The Dusty Springfield comparisons are a red herring. Duffy's material – apart from her perky, Martha Reeves-influenced single "Mercy" – reeks of that of a soft-rock chick in the Bonnie Tyler mould. The former Wawffactor (the Welsh equivalent of Pop Idol) contestant possesses a formidable screech, and tonight her brief seven-song set, all from her deliriously successful debut album Rockferry, slipped by unobjectionably. You could picture the 23-year warbler from Gwynedd going down a storm on cruise ships.

And then we got the Modfather. This one-off acoustic gig was for an extremely decent cause: the Teenage Cancer Trust sponsored by Gibson. But the mercurial 49-year-old from Woking delivered an infuriatingly dreary and self-indulgent set of lesser known solo songs. No "Going Underground", no "Down at a Tube Station at Midnight", "Town Called Malice", "Wild Wood"... it was an endless list of no-shows. Weller, accompanied by Steve Cradock, Ocean Colour Scene's guitarist, strummed through a set of lazy, easy-listening cod-soul ballads, many of which touch on spirituality but none of which feel uplifting.

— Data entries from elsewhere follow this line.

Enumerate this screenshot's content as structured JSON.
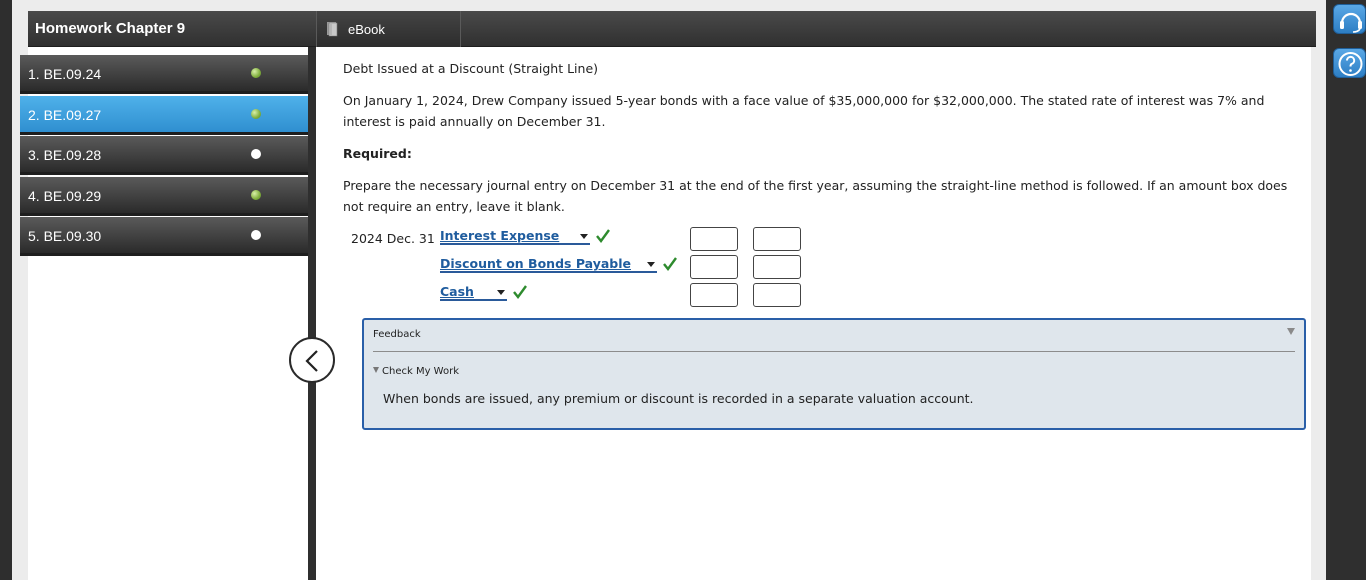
{
  "header": {
    "title": "Homework Chapter 9",
    "tab_ebook": "eBook"
  },
  "sidebar": {
    "items": [
      {
        "label": "1. BE.09.24",
        "status": "done"
      },
      {
        "label": "2. BE.09.27",
        "status": "done",
        "active": true
      },
      {
        "label": "3. BE.09.28",
        "status": "open"
      },
      {
        "label": "4. BE.09.29",
        "status": "done"
      },
      {
        "label": "5. BE.09.30",
        "status": "open"
      }
    ]
  },
  "question": {
    "heading": "Debt Issued at a Discount (Straight Line)",
    "paragraph1": "On January 1, 2024, Drew Company issued 5-year bonds with a face value of $35,000,000 for $32,000,000. The stated rate of interest was 7% and interest is paid annually on December 31.",
    "required_label": "Required:",
    "paragraph2": "Prepare the necessary journal entry on December 31 at the end of the first year, assuming the straight-line method is followed. If an amount box does not require an entry, leave it blank."
  },
  "journal": {
    "date": "2024 Dec. 31",
    "rows": [
      {
        "account": "Interest Expense",
        "debit": "",
        "credit": ""
      },
      {
        "account": "Discount on Bonds Payable",
        "debit": "",
        "credit": ""
      },
      {
        "account": "Cash",
        "debit": "",
        "credit": ""
      }
    ]
  },
  "feedback": {
    "title": "Feedback",
    "section": "Check My Work",
    "message": "When bonds are issued, any premium or discount is recorded in a separate valuation account."
  },
  "colors": {
    "active_item": "#2f8fd0",
    "link": "#1f5c9e",
    "check": "#2e8b2e",
    "feedback_border": "#2a5fa8"
  },
  "icons": {
    "ebook": "book-icon",
    "collapse": "chevron-left-icon",
    "support": "headset-icon",
    "help": "question-icon",
    "check": "checkmark-icon"
  }
}
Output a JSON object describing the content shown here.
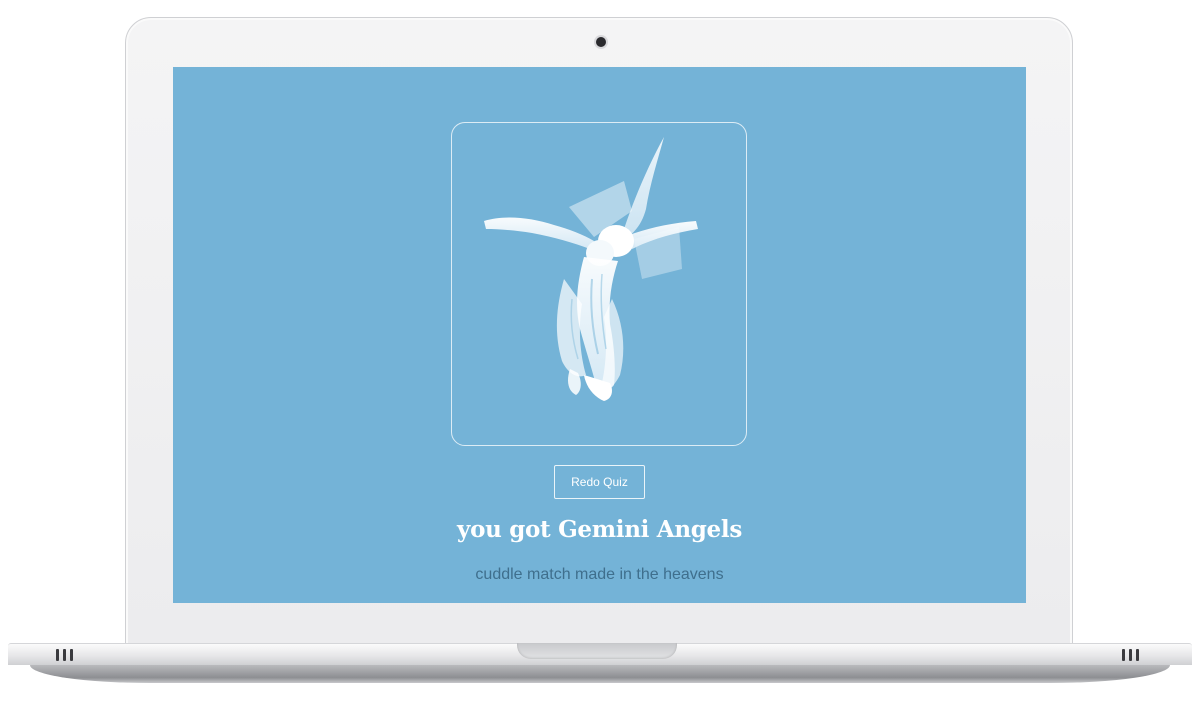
{
  "quiz_result": {
    "redo_button_label": "Redo Quiz",
    "title": "you got Gemini Angels",
    "subtitle": "cuddle match made in the heavens"
  },
  "colors": {
    "screen_background": "#74b3d7",
    "title_color": "#ffffff",
    "subtitle_color": "#3f6f8d"
  },
  "image": {
    "icon": "angel-sculpture-image"
  }
}
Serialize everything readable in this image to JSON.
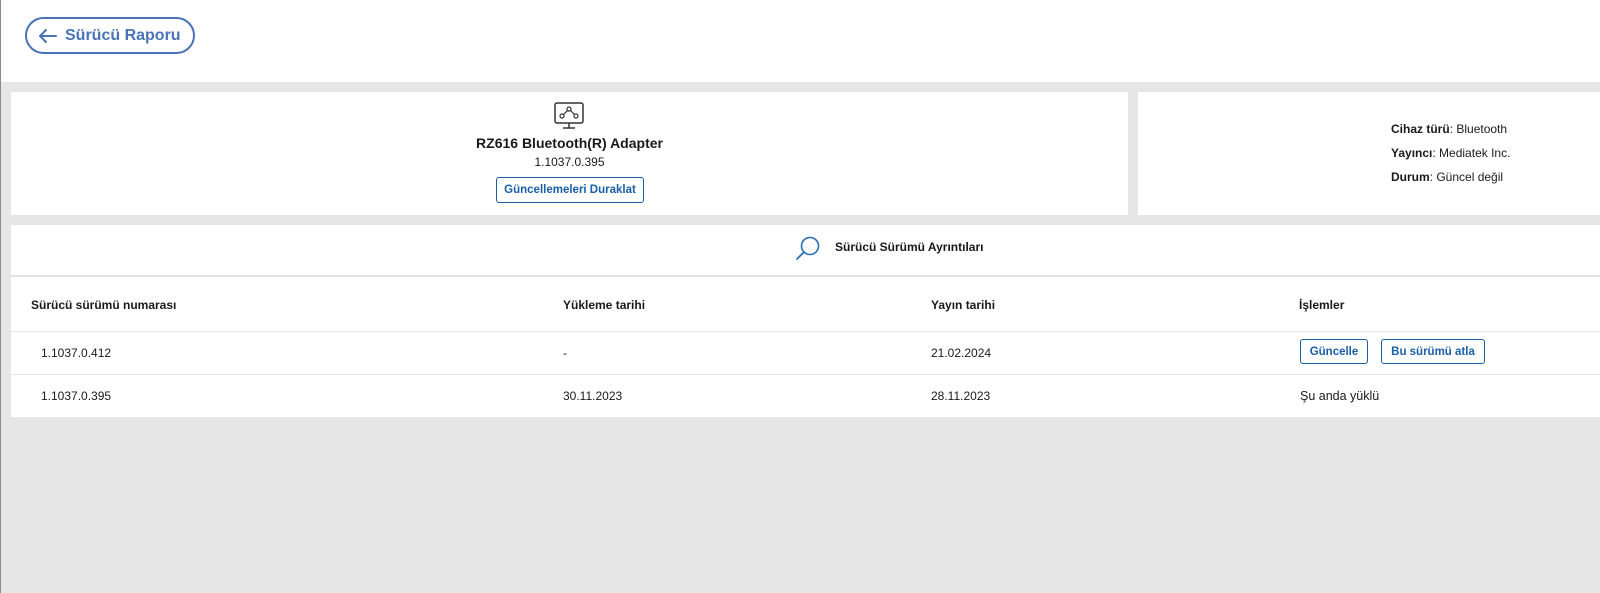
{
  "header": {
    "back_label": "Sürücü Raporu"
  },
  "device": {
    "icon": "network-device-icon",
    "name": "RZ616 Bluetooth(R) Adapter",
    "version": "1.1037.0.395",
    "pause_label": "Güncellemeleri Duraklat"
  },
  "info": {
    "type_label": "Cihaz türü",
    "type_value": "Bluetooth",
    "publisher_label": "Yayıncı",
    "publisher_value": "Mediatek Inc.",
    "status_label": "Durum",
    "status_value": "Güncel değil"
  },
  "details": {
    "title": "Sürücü Sürümü Ayrıntıları",
    "columns": [
      "Sürücü sürümü numarası",
      "Yükleme tarihi",
      "Yayın tarihi",
      "İşlemler"
    ],
    "rows": [
      {
        "version": "1.1037.0.412",
        "install_date": "-",
        "release_date": "21.02.2024",
        "update_label": "Güncelle",
        "skip_label": "Bu sürümü atla"
      },
      {
        "version": "1.1037.0.395",
        "install_date": "30.11.2023",
        "release_date": "28.11.2023",
        "action_text": "Şu anda yüklü"
      }
    ]
  },
  "colors": {
    "accent": "#1a5fa8",
    "back_accent": "#4a72b8",
    "background": "#e6e6e6"
  }
}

A glint of hope emerged mid-set when Weller announced: "We're going to play an old Jam song now." Thank the Lord. "It's a B-side." Oh. Thankfully, it was "Liza Radley", which contains the gorgeously melancholy lyric, "Then she kiss my face and says love means nothing at all". But it was only a brief respite from the solo dirge. We would have taken the Style Council – once memorably described by Melody Maker as the "the Don Estelle and Windsor Davies of supine albino funk" – let alone the Jam.

In all, it was a mind-numbing performance befitting a figurehead of the rock establishment. Introduced tonight as "The General" by Roger Daltrey, Weller has embraced such uninspiring outfits as Dirty Pretty Things and The Enemy; the young tyro who penned the acidic "Eton Rifles" and yelled, "What a catalyst you turned out to be", is now lauded by old Etonians like David Cameron. The sensational vitriol and punchy punk that made Weller so compelling has been replaced by an earnest spirituality and tiresome geezer schtick.

However, his mellifluous voice has grown better with age, and his guitar playing is immaculate. And with many Mods in the audience starting to leave considerably before midnight, Weller ended with his crowning achievement, "That's Entertainment". It was sensational, but too little too late.